On Leadership and Decisions

first_imgIt isn’t always easy to lead. Leaders are called to do the tough job of making decisions.Leaders are required to make tough decisions. Most of the time you won’t have all of the information you need, and the information you do have won’t be perfect. You will be required to use your best judgment. Right or wrong, you will have to make the call.Leaders are required to make unpopular decisions. You will have to make decisions that other people oppose and with which they disagree. But your role as leader requires you to decide what is right, including the decisions where you can’t get a consensus agreement.Leaders decide on their own. You will take counsel from the people you trust, the people closest to the problem, and outside sources. Then you will make the decision because that is a leader’s charge.Leaders make mistakes. You live in a culture that loves to bring leaders down. Your mistakes will be broadcast louder and longer than your successes. You will be reminded that you are human and fallible. That will make you not unlike every other leader in history, not less than any other leader.Leaders make decisions based on values. There are some decisions that you will make that will be based on your values. When money is on the line, many people will expect you to decide to forego your values in the name of profit.
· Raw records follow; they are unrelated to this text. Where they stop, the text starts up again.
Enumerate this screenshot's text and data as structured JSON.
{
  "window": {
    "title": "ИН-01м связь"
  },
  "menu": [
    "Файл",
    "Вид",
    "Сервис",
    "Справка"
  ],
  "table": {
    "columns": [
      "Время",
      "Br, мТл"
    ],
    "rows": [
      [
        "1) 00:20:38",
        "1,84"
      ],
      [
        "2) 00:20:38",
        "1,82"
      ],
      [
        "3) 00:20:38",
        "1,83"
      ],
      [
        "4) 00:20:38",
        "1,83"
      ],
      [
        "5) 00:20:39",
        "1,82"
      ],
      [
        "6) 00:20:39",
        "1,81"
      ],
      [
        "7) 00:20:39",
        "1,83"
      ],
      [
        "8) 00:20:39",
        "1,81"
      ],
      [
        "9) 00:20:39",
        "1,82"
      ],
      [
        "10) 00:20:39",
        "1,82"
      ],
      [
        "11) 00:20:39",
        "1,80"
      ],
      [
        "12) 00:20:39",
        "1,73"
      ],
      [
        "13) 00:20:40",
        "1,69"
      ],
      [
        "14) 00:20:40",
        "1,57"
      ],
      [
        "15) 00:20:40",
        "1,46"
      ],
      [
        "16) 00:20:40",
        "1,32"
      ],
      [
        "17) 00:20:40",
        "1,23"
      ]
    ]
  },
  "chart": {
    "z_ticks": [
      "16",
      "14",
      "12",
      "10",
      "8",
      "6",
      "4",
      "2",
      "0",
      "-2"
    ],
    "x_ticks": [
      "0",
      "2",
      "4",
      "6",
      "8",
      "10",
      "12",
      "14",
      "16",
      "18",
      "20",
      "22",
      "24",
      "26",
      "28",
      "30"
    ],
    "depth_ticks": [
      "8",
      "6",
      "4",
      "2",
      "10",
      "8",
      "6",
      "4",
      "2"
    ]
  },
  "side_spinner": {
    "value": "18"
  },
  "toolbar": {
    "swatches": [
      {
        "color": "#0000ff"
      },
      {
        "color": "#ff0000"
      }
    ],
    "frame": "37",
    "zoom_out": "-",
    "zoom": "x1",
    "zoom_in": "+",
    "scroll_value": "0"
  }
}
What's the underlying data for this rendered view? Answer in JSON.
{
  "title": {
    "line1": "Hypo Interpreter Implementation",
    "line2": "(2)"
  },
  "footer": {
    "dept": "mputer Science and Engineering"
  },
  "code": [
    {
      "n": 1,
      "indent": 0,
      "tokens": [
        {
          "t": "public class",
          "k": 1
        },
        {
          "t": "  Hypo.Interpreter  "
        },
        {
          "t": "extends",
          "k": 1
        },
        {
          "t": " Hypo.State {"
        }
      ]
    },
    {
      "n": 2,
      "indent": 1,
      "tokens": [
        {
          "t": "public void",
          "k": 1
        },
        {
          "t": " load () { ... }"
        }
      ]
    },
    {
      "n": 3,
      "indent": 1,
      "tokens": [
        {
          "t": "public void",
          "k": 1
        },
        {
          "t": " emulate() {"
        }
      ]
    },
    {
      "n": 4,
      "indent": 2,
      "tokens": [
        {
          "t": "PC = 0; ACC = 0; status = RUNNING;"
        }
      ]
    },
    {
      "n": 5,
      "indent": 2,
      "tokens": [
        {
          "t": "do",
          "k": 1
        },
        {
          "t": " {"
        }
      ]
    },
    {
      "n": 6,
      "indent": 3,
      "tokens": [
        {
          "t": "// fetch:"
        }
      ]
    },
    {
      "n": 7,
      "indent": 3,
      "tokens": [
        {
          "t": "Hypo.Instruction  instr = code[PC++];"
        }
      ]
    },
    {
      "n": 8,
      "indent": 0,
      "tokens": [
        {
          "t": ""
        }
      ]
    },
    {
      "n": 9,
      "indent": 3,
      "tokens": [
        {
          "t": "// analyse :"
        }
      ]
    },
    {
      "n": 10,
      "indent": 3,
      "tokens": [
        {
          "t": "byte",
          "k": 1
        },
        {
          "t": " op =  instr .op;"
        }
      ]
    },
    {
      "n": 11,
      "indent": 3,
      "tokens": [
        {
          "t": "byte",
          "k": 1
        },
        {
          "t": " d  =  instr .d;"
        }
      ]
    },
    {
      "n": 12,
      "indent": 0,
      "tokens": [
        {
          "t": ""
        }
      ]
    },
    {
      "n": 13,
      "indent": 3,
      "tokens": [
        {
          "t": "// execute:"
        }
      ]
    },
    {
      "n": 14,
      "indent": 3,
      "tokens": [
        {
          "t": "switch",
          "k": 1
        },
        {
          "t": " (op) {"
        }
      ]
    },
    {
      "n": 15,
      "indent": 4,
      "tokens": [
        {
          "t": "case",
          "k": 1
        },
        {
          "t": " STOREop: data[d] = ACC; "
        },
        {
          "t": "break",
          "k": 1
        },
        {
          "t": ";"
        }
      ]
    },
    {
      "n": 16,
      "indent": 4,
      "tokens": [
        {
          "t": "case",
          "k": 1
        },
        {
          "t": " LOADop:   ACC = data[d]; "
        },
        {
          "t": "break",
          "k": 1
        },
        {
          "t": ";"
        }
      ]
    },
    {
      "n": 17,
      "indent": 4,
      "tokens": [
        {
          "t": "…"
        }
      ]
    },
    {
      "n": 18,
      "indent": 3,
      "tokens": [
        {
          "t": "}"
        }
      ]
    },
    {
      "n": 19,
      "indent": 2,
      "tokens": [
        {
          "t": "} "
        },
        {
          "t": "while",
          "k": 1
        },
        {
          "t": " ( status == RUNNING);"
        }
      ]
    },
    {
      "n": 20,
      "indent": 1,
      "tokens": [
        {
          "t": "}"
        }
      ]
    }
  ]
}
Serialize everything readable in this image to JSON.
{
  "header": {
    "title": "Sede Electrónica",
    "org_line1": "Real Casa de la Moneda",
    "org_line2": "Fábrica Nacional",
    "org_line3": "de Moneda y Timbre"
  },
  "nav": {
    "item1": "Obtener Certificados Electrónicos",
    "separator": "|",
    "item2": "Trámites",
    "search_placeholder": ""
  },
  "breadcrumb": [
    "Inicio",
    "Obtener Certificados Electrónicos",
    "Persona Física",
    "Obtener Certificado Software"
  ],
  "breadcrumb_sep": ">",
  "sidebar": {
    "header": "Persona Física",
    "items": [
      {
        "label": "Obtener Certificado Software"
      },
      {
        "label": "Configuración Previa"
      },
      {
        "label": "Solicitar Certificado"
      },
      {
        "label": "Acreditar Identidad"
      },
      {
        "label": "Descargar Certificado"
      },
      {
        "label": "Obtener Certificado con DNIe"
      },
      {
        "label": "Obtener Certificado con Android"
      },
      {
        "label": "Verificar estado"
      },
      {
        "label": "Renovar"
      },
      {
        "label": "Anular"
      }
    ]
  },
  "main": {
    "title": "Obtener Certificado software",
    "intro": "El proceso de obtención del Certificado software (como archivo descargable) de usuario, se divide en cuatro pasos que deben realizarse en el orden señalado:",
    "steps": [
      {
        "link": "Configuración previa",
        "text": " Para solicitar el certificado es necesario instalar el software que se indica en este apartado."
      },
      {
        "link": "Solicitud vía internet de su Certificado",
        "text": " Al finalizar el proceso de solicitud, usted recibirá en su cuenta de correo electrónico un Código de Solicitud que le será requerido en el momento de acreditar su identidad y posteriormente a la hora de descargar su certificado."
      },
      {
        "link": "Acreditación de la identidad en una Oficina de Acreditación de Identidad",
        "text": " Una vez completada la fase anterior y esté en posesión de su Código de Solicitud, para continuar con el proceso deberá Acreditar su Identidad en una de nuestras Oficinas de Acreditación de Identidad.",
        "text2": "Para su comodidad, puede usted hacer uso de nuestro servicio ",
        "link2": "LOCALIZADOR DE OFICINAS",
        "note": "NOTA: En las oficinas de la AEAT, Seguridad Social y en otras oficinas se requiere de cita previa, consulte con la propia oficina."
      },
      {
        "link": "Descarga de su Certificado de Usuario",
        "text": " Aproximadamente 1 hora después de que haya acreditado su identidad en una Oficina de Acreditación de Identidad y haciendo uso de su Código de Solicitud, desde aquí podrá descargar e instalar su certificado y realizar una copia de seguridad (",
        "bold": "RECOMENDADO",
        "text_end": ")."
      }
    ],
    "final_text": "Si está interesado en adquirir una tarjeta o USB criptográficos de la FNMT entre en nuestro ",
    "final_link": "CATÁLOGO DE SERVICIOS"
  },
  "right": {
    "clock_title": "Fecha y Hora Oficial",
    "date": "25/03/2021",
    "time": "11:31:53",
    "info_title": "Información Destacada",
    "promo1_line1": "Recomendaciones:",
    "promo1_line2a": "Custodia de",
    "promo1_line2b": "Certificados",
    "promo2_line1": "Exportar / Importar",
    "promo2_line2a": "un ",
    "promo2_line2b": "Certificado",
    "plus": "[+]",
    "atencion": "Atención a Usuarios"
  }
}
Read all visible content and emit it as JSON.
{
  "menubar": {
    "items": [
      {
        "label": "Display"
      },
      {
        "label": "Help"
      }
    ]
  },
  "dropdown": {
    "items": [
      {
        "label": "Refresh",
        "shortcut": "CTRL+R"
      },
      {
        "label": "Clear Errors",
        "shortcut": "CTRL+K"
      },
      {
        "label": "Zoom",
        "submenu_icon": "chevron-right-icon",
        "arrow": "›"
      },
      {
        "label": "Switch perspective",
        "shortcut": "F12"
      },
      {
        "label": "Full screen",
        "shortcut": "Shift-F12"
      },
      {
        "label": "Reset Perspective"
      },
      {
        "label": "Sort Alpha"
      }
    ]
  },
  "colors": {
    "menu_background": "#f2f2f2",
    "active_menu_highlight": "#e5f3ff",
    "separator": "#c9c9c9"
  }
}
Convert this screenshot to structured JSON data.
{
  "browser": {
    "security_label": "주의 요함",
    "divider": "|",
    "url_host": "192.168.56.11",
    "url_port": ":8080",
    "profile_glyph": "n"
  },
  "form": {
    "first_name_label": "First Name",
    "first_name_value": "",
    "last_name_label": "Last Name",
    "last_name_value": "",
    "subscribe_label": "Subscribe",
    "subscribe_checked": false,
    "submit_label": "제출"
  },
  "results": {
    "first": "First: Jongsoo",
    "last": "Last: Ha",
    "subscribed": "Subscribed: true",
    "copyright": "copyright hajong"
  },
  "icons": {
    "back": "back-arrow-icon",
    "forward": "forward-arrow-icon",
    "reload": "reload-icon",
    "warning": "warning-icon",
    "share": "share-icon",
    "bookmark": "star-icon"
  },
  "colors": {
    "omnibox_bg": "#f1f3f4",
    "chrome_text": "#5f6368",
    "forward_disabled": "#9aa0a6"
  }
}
They will question your judgment and your loyalty when you choose values over money. Your values will give strength against their criticism.Leaders are required to care for their people. You will make decisions to take care of your people. You will make decisions to help them when they need help, to give them time when they need more time, and to treat them as ends instead of means. You will be measured by how you treat the people you leave and how you have helped them improve.last_img read more